This is our biggest change. Sure, forcing myself to pay $3 more per gallon for milk is big. And paying $1 more for organic produce is big too. But our biggest change is cutting out the processed foods. Like I said, there is room for improvement in each category. This category is no different. We do still eat some processed foods, but we have drastically cut back. Someday I hope we can be free of processed foods. It’s a goal.
When we first started making these changes, I cringed at the thought of what would happen to our grocery bill. Surely it would soar right? Funny thing. It didn’t. Sure we had already made changes for the raw milk (see above), but like I said, it wasn’t even enough to cover the cost of our additional raw milk expense. So in reality, I was spending less on non-milk items.
What I found is that even though getting a box of Cheerios is cheaper than buying a carton of eggs (think breakfast), which is a travesty by the way that processed foods cost less, we still ended up spending less. The fact that I am a big couponer had me getting items for $1, 50 cents, sometimes even free. And they weren’t always items that were terrible for me (or in my opinion… depends on who you ask). Sometimes, for example, I would get Cheerios for $1 per box, which means I couldn’t just buy one… I’d come home with six. So now you see what I mean – it adds up! Money-saving or not, it still adds up. Now when I go to the store, I stick with my list of basics. Sure there are less coupons for them, but I am not buying as much. I am making more from scratch! (See above)
Cutting Back on Sugar
This is the kicker. I thought the no processed foods thing would be hard, but the sugar is the hard part.
It’s like It is an addiction. Seriously.
It’s no secret that sugar is bad for you. There’s the whole weight issue. But what about ADHD? Diabetes? Cancer? Check out this quote, originally from Gary Taubes of the New York Times. It refers to the relationship between disease and sugar.
“The connection between obesity, diabetes and cancer was first reported in 2004 in large population studies by researchers from the World Health Organization’s International Agency for Research on Cancer. It is not controversial.”
Yikes! So my family has been trying to cut back on sugar! And here’s something else interesting for you. My husband and I have both been noticeably tired – err, uh exhausted – on days when we overdo the sugar, but on weeks (a period of days) when we’ve almost successfully cut out sugar, we have no problem with exhaustion in the afternoons. We actually have energy! Hmm. And my husband actually gets anxious when he has too much sugar. This makes sense since anxiety and depression are related to sugar intake. (The counselor in me could go on quite the tangent about this last statement.)
So how does this aspect affect our budget? To be honest, this area doesn’t affect our budget all that much. This is more of discipline issue, a health-conscious decision. I simply choose more recipes without sugar in them and back less. The baking less is a little painful, but I am getting over it… I do have a baby to entertain now.

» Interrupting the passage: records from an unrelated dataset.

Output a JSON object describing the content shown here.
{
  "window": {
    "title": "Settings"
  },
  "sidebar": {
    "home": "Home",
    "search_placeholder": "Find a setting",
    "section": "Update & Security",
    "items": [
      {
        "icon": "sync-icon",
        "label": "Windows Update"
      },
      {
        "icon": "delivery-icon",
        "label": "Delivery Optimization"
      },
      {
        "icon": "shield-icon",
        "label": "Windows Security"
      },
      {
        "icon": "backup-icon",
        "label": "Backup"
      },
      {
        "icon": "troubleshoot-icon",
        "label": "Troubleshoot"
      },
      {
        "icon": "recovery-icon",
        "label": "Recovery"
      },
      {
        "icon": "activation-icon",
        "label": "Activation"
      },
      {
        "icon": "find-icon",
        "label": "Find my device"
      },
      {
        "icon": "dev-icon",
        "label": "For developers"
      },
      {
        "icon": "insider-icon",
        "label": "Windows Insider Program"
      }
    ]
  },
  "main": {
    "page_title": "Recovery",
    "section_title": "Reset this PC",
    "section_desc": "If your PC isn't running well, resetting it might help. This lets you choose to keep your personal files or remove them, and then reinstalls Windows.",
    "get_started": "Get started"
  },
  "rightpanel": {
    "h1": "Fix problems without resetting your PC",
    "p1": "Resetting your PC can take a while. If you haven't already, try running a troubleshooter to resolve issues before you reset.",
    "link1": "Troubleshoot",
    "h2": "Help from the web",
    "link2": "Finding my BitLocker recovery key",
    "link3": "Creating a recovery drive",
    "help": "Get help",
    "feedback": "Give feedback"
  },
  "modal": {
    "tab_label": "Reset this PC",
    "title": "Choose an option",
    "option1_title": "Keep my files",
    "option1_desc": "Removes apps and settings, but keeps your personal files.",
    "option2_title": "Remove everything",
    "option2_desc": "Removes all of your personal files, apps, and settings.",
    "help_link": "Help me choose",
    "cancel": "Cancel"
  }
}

Now there is the whole 80/20 rule or 90/10 rule, which means if you eat well 80% of the time, the other 20% where you mess up is okay. I tend to agree. To be honest, I don’t even think we’ve made it to 80% yet, so don’t think we’ve fallen off our rockers… not yet anyway!
So what’s our budget? I know you’re probably dying to know. Some of you may think it’s high. And some of you will go into shock. But either way, I don’t mind telling you. Remember that we are a two-person household. I am a nursing momma, meaning I eat way more! (Pregnancy had nothing on me compared to now.) And I’m at home, meaning I eat what’s here during the day, and I pack a lunch for my husband. That said, we spend
$220/month $280/month* on groceries. And $64+ of this budgeted amount goes to raw milk. So we basically spend $156 on raw foods each month. That’s really not a lot. How do we do it? More to come!
*Technically we spend $220/month on food for groceries and $60 on toiletries and home products, but we recently went to the cash system and combined these two areas into one envelope – to make my life easier! So now we are at $280/month on “groceries.”
How does what you eat affect your budget?